Through investments in a range of education and training programs, the U.S. government plays a critical role in building a skilled and competitive workforce. The federal government invested nearly $14 billion for workforce and training programs across federal agencies in Fiscal Year 2017. In contrast, the federal government provided nearly $70 billion in spending on postsecondary education in Fiscal Year 2018 and an additional $39 billion in annual tax subsidies to support higher education. This aid is generally directed toward helping students pay for traditional postsecondary education. One of the few provisions that directly helps employers invest in their workers’ education over the course of their career is the tax exclusion of employer-provided educational assistance benefits, which costs an estimated $1.3 billion per year.
This exclusion for educational assistance, which is located in Section 127 of the Internal Revenue Code, offers a tax-advantaged opportunity for companies to support their employees’ pursuit of education. Added to the U.S. tax code in 1978, Section 127 provides a tax exclusion to the employee for up to $5,250 per year, paid or reimbursed by an employer, for qualified educational assistance, including tuition, fees, and books. Unlike most other spending and tax incentives for education, employer-provided educational assistance is structured on the relationship between an employee and employer, like other workplace benefits offered through employment arrangements.
Employers are well positioned to understand which skills are in demand and the programs that are effective in equipping their employees with those skills. Section 127 is one tool that can help employers encourage their employees to pursue additional education and training. The role of Section 127 in encouraging greater investment can be particularly important in times of business downturns or recessions when employers are facing pressures to cut costs and employee benefits. However, little is known about the impact of Section 127 and how it is utilized by employers and employees, largely due to a lack of comprehensive data.
As policymakers wrestle with urgent questions around how to support employers and employees in our current economy and look at specific policies that incentivize employers to reskill and upskill their employees, this issue brief aims to examine one option—Section 127. The brief provides an overview of Section 127 and background on utilization based on the available data. In addition, the issue brief discusses potential reforms that could increase investment and better target education and training for workers in a changing economy, with the goals of building a skilled and competitive workforce and creating additional opportunity for economic mobility.

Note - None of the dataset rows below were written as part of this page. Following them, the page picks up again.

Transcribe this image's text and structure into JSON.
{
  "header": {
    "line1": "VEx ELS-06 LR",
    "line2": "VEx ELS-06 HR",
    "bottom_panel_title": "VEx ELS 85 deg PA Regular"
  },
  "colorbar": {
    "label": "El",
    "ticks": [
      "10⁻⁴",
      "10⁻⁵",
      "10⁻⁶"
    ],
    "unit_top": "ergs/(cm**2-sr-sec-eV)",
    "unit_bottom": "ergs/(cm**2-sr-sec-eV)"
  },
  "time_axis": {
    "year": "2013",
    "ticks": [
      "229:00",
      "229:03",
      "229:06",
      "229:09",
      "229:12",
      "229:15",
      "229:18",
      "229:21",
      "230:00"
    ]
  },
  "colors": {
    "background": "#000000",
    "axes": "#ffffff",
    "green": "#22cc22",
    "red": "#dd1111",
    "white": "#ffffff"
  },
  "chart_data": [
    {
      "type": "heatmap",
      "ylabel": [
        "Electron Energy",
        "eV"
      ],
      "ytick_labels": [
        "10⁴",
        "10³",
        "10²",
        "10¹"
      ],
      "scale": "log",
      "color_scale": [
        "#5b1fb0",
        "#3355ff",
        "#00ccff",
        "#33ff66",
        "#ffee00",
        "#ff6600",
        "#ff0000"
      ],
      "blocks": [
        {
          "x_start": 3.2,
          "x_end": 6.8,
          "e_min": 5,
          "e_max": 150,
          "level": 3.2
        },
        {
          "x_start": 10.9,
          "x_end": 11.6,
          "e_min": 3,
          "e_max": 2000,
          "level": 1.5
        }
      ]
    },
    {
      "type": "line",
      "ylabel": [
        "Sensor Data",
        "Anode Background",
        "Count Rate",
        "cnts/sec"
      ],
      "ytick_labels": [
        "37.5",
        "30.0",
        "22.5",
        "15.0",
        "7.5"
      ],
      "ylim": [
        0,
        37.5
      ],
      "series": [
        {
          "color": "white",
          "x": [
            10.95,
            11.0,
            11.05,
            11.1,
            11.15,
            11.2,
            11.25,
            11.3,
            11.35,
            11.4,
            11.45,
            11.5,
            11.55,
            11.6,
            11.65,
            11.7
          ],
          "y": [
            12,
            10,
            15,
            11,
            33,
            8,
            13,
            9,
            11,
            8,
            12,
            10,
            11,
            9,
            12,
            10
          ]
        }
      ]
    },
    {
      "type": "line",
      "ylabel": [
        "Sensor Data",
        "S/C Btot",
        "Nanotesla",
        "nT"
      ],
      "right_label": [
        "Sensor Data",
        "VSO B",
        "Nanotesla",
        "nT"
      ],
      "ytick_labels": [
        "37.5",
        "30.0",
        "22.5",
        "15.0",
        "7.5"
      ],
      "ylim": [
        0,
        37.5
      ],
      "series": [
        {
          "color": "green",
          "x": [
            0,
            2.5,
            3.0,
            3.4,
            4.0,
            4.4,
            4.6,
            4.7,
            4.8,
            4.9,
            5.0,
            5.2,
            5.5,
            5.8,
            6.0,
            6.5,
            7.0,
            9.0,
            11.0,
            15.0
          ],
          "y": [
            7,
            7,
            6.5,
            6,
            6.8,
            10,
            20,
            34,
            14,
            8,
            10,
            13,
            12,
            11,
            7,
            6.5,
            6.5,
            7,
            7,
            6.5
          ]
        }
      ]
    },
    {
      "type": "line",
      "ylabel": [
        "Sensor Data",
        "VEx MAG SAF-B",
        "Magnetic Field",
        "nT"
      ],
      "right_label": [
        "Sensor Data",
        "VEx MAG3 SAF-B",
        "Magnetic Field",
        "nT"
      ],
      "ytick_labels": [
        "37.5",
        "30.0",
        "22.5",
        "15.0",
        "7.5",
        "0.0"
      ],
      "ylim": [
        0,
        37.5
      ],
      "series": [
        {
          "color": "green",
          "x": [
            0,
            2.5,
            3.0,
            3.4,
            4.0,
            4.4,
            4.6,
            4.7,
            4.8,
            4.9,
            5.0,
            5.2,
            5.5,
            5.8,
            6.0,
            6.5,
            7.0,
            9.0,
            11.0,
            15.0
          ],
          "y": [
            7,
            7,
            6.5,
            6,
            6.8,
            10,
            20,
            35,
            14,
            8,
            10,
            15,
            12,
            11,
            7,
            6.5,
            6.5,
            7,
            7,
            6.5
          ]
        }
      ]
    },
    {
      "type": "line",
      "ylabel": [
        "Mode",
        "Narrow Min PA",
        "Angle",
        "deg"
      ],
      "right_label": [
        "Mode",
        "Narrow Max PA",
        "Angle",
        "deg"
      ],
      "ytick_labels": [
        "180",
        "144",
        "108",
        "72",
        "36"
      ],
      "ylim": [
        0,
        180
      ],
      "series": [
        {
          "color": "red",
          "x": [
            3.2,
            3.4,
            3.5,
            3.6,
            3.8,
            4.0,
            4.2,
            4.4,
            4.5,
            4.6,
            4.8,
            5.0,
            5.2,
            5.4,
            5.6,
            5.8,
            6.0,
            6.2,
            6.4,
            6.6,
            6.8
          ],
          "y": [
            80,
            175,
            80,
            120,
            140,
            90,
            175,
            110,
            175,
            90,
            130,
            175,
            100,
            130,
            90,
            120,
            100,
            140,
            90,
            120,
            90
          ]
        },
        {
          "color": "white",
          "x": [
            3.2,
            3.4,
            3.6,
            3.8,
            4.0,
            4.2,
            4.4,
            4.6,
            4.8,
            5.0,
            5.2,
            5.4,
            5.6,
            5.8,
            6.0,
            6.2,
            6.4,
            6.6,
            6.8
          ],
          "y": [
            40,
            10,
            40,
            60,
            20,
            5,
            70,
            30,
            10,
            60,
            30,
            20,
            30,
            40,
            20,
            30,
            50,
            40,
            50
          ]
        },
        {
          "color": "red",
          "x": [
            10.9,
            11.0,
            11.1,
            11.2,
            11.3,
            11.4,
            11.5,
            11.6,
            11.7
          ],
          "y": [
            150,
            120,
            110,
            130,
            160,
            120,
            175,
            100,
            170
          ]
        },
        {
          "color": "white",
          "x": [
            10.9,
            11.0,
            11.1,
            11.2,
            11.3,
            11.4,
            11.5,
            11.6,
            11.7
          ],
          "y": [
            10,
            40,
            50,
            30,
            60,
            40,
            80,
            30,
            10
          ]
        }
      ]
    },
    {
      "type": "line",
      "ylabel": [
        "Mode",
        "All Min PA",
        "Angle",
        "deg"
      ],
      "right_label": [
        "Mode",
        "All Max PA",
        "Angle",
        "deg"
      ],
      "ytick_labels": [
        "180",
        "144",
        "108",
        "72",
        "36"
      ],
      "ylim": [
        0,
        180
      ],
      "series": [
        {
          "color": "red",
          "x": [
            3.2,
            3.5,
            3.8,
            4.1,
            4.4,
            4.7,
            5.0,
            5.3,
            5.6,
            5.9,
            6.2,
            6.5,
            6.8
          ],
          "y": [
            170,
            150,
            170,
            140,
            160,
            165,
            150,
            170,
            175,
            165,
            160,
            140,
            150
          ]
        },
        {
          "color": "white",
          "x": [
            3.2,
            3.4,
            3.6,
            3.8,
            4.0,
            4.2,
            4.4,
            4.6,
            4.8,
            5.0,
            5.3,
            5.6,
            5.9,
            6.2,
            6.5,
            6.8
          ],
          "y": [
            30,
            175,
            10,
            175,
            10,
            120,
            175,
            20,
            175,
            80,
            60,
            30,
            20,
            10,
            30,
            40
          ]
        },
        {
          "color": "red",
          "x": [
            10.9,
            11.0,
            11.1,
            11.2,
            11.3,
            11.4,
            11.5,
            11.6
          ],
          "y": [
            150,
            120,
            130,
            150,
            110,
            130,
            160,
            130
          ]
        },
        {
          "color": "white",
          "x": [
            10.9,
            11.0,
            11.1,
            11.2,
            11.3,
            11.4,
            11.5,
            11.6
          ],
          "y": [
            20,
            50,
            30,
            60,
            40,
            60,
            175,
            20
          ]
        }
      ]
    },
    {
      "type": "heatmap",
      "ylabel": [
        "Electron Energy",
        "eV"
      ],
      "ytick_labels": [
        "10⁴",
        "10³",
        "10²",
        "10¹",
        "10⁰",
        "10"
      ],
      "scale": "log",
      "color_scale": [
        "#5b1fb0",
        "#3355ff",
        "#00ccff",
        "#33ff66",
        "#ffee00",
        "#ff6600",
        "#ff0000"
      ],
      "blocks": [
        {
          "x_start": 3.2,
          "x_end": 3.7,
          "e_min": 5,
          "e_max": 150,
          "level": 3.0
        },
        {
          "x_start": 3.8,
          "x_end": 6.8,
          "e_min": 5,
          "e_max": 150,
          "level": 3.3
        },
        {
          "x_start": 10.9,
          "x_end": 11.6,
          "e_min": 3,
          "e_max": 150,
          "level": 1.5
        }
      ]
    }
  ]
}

The Future of Work Initiative is grateful to Lumina Foundation for providing funding for this issue brief.